Lovesey’s fourth novel is undoubtedly his most accomplished. The Screaming Tree (2002) is, like Ploughing Potter’s Field, narrated in the first person. William Dickson was a seven-year-old boy when he witnessed a horrible crime in the woods near his home. Now a nineteen-year-old student at Manchester Polytechnic he is disturbed by the knowledge that he is responsible for the death of four people, two of which events were premeditated. But just what does William know? What is fantasy? Is his memory throwing up false images and protecting him from that moment in the woods twelve years ago? Complex, absorbing and full of unexpected twists, Lovesey has created a thriller which also reads as a portrait of a tormented mind. It does begin to lose its way a little in the final third, when it becomes clear just what is happening and what might have gone on in the woods. But, Lovesey does leave one trick up his sleeve to ensure that the final few pages of the novel spring a surprise.

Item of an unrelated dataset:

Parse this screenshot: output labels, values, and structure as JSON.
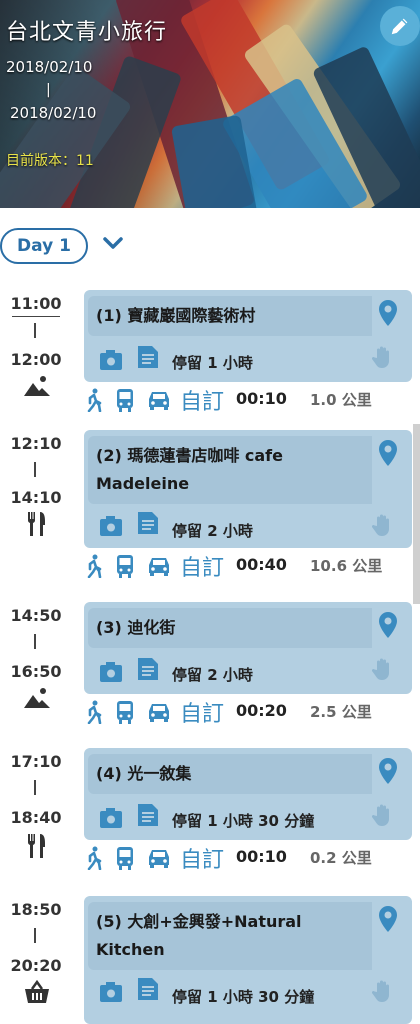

Lovesey’s work is plot driven. He writes the definition of page-turning fiction, and all of the pleasure to be gained though reading him comes from the mechanics of the storytelling. He is a very skilled plotter, knowing just how to structure his stories so that you read on; desperate for the clue which will help you understand it all. His one great weakness, however, is his style. There are innumerable reputations, characters are forever seeing things in their mind’s eye, for instance, and it does become wearisome that everyone has to react to bad news by vomiting. But, for anyone coming to this writer with the desire to read an engrossing tale, crafted by someone with a natural feeling for the way a story should be told, they will find much to like here.
Garan Holcombe, 2005